After trying and failing to capture the Trevi Fountain in a single photo that captured its grandeur, and its scale, I realized that some things aren’t meant to be photographed. There comes a point where a photo seems insulting because the impact of standing under it can never be digitally reproduced (there’s that Walter Benjamin concept again). Being there was special, if overwhelming. It’s hard to take something like this in, even with just my eyes – its more of a physical feeling. the smallness of my body against this monster of a water feature. I threw a coin over my shoulder, so I know I will be back.

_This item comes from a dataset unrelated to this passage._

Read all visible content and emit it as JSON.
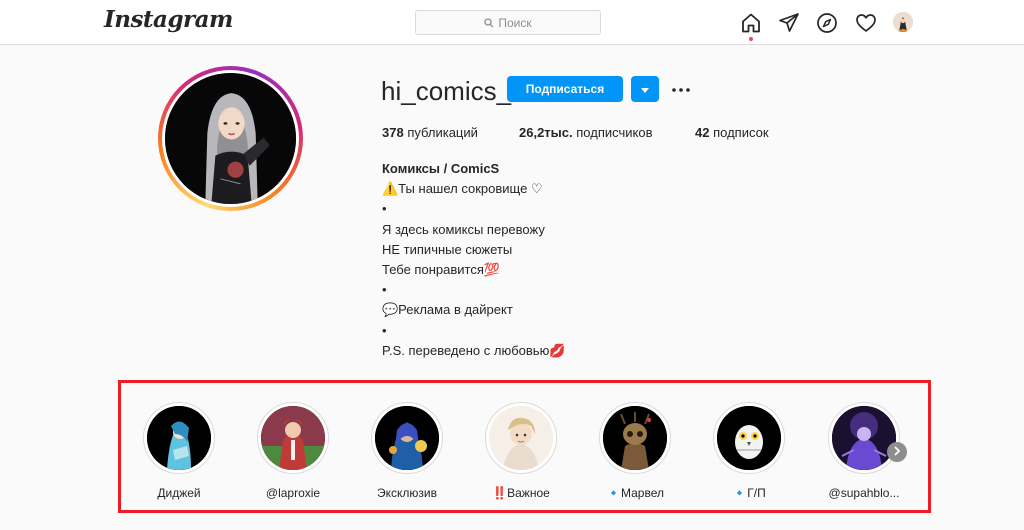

Glorious green, I’ve never seen anything like you! I sat on cool stone and stared into your depths, wondering what it would be like to dip my feet in you; relishing in one of my many (many) ‘I can’t believe I’m here’ moments. I can’t believe what’s come before me, how much history, how many people have sat here, bathed here, breathed here, and that I get to to experience the weight of my body in this ancient and beautiful place.
Inside the corridors surrounding the green pool – which have been turned into a museum in the most respectful way possible, keeping the integrity of the architecture – I came across a fountain seeping spa water – which has 43 minerals and is said to heal all ailments. I wondered, does it heal hearts and minds as it heals bodies? When we’re home, in our grinds, our habits, its easy to let negative energy build up and weigh on us. Travel can lighten us up and help us to see how much negativity we’ve been carrying around, and let it go. I was already feeling this, but for extra measure I drank a full paper cup of tangy water and felt nauseous but hopeful.
Also, let it be noted that without conscious thought, I wore all earthy green tones to the baths! Green is such a healing color. After exploring this historic site, a small group of us went to a nearby spa, and swam in a heated rooftop pool overlooking the beautiful city. We sat in a sauna letting our tired muscles rest and sweating out our toxins. ‘Twas a healing day all the way through.